Heather Booth discovers a new way to bring an intergenerational maker program—and benefit the community—to the Thomas Ford Memorial Library in Western Springs, IL.
No library card is required to use the tools at the Hatch maker space, located near Dunkin’ Donuts in a mall in Watertown, MA, and launched by the Watertown Free Public Library with diverse community funding.
Open educational resources (OER) are a boon to maker activities, according to library media specialist Laura Fleming, who provides related tips and links to fun, cost-effective projects.
U.S. Congressman Mark Takano (D-CA41) addressed the growing importance of maker activities—from STEM education to small-batch manufacturing—in a September 16 keynote.
Can the Maker Movement reinvigorate American manufacturing? Congressman Mark Takano thinks so. Takano (D-CA41) will deliver the September 16 keynote “How the Maker Movement Can Drive the Economy” to begin the Fall Maker Workshop from School Library Journal and Library Journal.
The maker movement has shown the efficacy and potential for play-based learning at higher grade levels. Chris Harris posits that an incredibly successful way to implement play-based learning in K–12 content areas is through games.
IPads, maker spaces, 3-D printers, and coding skills top the tech wish lists for 1,259 school librarians across the country, according to School Library Journal’s 2015 Technology Survey.
This article was published in School Library Journal's August 2015 issue. Subscribe today and save up to 35% off the regular subscription rate.
Maker was front and center at the 2015 ISTE conference—and that was a good thing for Jennifer Hanson, director of library services at Worcester (MA) Academy, who is planning a maker space at her school.
The evolution of students from consumers to creators of content continues as a major trend in education, according to the 2015 Horizon K-12 Report. Smart tech integration is at the heart of this transition, and libraries are helping lead the way.

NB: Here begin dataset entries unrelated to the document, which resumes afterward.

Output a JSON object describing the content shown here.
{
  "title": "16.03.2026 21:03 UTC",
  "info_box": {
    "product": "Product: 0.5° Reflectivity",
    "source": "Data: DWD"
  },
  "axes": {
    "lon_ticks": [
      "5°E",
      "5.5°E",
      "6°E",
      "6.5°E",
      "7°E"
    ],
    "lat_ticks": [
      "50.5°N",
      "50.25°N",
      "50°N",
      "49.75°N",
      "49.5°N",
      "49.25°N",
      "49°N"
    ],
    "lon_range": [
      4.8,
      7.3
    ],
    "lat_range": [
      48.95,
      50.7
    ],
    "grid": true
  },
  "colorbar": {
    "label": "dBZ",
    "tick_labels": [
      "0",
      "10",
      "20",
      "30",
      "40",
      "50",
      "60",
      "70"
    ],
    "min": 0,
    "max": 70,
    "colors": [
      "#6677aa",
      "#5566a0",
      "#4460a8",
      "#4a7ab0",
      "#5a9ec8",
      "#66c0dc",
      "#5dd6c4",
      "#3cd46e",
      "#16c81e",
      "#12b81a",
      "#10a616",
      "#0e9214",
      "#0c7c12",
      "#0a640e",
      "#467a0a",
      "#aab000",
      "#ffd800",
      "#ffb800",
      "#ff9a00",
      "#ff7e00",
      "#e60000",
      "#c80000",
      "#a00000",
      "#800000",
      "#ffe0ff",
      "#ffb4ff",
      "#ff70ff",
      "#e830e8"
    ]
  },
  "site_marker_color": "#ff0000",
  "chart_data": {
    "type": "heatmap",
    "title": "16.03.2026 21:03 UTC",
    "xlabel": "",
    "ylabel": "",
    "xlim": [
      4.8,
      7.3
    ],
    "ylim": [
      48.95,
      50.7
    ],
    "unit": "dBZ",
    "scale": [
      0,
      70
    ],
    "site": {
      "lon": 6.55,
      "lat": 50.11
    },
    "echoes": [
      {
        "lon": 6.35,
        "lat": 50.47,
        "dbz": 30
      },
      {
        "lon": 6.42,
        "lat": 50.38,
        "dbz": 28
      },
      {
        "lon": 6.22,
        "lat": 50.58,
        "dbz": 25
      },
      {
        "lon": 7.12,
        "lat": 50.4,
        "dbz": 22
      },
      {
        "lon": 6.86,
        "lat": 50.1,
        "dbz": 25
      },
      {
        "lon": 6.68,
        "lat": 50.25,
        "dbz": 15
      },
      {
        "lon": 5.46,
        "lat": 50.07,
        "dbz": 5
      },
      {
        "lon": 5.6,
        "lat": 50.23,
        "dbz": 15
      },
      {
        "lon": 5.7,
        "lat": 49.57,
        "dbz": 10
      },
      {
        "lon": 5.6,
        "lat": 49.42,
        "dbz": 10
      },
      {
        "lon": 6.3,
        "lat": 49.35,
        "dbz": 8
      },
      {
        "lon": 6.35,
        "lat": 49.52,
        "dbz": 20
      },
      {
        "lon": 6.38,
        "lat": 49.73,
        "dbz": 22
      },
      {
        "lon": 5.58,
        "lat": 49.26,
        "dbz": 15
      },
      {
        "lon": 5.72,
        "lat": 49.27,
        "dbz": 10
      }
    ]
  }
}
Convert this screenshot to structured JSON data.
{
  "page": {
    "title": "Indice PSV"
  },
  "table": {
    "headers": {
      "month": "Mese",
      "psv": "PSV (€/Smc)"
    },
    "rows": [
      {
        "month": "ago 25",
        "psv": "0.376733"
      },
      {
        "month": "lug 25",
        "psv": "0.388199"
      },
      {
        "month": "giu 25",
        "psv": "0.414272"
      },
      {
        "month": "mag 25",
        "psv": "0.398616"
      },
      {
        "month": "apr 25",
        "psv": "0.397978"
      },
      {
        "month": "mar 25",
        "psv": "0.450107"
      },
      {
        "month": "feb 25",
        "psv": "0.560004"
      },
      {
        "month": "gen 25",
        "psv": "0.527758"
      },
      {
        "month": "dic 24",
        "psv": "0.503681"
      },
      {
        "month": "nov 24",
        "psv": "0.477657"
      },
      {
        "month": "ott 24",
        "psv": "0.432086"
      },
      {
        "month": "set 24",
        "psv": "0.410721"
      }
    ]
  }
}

Being a maker is about independence and empowerment, says MakerBridge Project founder Sharona Ginsberg. Focused on making in libraries and schools, the site features tech tips, tool reviews, and variety of resources and profiles.
Strong apps and fun working materials are key to great stop-motion projects with kids. But good planning and inspired book tie-ins can carry the day.
High school teacher librarian Phil Goerner shares tips for implementing STEM programming at the library, including partnering with local maker spaces, businesses, and nonprofit organizations.
Making and tinkering have long-been staples of the Hispanic community. Tim Wadham shares Spanish-language, bilingual, and Latino-focused books and crafts that are just right for maker spaces looking to diversify their offerings.
Two nonprofit organizations, Latinitas and DIY Girls, are working with Latina teens and tweens to promote tech- and media-focused skills.
Making is clearly an engaging activity for students. But are they actually learning anything? Annie Murphy Paul presents a compelling case based on cognitive research.
Quilting, knitting, and creating by hand foster collective learning. Plus: Top 10 crafting tips; Five outstanding crafting programs
Design thinking and making were top of mind at SXSWEdu, as participants considered the learning potential around these hot topics. In official programming, in the hallways, and over barbecue, librarians were on hand to help advance that conversation.